(Beginning of Data)
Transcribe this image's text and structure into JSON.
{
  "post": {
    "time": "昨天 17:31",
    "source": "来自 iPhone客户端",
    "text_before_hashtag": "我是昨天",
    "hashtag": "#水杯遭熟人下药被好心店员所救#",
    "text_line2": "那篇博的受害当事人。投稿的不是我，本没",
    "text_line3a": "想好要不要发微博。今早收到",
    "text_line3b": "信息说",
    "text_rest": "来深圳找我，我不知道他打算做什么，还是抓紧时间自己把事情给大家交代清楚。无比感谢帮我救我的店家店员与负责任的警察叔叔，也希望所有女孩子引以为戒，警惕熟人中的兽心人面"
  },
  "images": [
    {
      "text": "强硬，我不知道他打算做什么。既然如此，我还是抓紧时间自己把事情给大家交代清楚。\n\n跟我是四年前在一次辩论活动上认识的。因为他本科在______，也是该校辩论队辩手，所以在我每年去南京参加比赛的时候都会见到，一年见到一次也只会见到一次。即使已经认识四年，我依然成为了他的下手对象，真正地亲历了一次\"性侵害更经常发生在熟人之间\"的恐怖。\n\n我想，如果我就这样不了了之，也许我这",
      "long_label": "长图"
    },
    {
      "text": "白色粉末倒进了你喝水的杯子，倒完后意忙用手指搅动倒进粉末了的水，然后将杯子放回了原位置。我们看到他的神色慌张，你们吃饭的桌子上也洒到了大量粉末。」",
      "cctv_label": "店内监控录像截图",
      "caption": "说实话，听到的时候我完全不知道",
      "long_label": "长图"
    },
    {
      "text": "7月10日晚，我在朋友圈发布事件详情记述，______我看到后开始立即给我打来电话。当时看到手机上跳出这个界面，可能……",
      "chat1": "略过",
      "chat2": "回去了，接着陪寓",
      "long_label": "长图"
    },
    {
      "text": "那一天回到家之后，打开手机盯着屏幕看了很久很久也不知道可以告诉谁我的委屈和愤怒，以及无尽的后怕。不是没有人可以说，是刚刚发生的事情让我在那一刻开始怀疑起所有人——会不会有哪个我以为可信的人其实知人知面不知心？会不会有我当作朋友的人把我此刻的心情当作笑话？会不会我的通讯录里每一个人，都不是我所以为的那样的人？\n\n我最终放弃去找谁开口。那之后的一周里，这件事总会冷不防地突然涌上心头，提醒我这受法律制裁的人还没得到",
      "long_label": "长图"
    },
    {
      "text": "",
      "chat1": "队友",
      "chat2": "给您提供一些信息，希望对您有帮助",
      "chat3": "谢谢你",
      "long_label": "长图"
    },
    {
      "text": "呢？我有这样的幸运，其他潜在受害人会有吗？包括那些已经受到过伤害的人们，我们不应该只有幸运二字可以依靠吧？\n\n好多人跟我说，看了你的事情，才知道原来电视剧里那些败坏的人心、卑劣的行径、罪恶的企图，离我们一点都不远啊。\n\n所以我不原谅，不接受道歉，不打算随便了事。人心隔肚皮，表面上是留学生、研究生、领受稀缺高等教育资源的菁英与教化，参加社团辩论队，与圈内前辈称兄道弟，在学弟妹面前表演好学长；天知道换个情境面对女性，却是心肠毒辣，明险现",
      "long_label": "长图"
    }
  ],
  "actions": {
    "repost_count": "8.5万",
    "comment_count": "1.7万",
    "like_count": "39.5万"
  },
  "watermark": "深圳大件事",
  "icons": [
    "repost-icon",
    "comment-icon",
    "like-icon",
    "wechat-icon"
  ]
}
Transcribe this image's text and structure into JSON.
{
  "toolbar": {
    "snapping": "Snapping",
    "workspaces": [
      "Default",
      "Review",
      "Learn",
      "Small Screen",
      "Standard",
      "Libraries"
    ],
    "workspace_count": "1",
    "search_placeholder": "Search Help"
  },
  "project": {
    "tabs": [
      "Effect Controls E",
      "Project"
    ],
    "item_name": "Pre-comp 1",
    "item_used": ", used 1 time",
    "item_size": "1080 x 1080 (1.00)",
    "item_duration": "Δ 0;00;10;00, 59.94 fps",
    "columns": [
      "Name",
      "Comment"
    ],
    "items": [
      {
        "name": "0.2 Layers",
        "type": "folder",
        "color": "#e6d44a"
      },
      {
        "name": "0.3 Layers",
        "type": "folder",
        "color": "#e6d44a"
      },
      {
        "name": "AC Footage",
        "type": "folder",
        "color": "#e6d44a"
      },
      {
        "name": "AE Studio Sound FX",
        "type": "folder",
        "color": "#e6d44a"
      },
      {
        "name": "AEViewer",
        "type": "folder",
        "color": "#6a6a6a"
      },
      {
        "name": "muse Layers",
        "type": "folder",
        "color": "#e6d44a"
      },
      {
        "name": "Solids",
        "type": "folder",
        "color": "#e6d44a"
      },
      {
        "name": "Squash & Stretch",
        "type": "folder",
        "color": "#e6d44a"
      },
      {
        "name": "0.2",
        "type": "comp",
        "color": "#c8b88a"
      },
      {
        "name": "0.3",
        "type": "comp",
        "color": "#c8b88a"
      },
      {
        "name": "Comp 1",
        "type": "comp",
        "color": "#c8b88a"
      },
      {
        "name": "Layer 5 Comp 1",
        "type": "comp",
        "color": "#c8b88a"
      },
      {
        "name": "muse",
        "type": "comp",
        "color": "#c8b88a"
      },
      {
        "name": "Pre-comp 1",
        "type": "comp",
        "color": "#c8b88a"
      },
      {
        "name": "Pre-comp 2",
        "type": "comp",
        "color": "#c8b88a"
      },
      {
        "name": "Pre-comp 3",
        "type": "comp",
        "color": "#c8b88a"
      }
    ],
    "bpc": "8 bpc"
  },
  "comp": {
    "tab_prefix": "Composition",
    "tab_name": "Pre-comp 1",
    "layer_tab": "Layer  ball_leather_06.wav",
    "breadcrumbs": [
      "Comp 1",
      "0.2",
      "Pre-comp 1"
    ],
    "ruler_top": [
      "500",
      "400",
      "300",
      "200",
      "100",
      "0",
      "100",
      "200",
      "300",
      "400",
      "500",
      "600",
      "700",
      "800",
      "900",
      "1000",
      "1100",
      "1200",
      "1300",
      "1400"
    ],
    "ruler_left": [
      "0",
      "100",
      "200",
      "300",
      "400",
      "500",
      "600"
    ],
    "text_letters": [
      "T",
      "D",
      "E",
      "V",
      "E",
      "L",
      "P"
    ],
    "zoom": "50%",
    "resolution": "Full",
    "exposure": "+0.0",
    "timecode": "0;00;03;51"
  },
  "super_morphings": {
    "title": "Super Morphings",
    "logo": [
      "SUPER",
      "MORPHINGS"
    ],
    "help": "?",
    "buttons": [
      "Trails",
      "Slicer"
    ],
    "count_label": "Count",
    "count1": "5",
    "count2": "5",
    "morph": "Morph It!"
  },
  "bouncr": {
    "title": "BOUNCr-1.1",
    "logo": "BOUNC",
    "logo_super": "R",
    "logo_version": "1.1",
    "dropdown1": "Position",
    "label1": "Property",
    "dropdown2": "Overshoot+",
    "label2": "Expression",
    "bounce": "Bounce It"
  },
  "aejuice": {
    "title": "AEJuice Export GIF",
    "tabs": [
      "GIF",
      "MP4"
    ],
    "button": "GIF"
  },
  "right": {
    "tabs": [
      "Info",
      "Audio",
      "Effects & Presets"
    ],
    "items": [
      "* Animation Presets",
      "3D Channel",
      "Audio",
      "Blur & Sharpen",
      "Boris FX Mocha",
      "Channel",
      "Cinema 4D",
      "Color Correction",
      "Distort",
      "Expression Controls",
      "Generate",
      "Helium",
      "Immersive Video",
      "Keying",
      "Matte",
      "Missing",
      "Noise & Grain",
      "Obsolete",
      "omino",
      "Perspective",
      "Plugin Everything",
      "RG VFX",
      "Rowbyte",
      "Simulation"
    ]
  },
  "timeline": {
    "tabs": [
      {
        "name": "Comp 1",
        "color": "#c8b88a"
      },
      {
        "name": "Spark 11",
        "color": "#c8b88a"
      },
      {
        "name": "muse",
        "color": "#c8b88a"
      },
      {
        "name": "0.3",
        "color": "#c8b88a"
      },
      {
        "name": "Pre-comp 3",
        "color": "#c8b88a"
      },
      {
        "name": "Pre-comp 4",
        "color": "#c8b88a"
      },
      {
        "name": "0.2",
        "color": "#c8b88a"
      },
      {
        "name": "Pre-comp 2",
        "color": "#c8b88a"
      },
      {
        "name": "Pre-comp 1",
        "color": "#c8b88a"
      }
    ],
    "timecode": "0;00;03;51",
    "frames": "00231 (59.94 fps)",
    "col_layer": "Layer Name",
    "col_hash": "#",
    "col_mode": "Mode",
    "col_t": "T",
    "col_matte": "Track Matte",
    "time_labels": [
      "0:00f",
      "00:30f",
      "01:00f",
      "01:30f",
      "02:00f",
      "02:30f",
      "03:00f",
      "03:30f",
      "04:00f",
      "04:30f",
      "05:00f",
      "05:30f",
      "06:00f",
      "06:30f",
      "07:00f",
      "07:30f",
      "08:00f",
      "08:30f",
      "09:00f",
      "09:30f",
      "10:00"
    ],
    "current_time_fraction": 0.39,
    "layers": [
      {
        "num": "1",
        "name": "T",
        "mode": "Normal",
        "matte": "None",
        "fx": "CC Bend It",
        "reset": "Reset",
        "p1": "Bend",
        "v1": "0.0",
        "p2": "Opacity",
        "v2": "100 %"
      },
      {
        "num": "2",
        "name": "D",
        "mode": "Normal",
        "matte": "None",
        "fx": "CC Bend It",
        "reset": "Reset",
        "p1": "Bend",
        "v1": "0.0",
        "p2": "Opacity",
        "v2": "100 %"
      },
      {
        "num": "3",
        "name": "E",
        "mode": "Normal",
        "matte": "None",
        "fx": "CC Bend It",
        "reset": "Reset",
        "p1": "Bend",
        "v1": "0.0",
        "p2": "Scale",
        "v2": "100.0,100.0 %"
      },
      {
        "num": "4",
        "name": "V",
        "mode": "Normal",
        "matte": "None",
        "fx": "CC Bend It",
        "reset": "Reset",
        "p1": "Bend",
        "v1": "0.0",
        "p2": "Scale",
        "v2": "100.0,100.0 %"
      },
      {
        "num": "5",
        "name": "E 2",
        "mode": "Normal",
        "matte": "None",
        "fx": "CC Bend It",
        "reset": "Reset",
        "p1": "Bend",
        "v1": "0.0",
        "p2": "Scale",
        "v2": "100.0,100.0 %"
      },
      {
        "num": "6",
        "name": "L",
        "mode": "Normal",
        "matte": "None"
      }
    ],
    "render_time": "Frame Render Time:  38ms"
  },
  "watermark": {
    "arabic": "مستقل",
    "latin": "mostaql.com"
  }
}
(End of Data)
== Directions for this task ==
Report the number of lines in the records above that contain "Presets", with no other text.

== Result of the task ==
2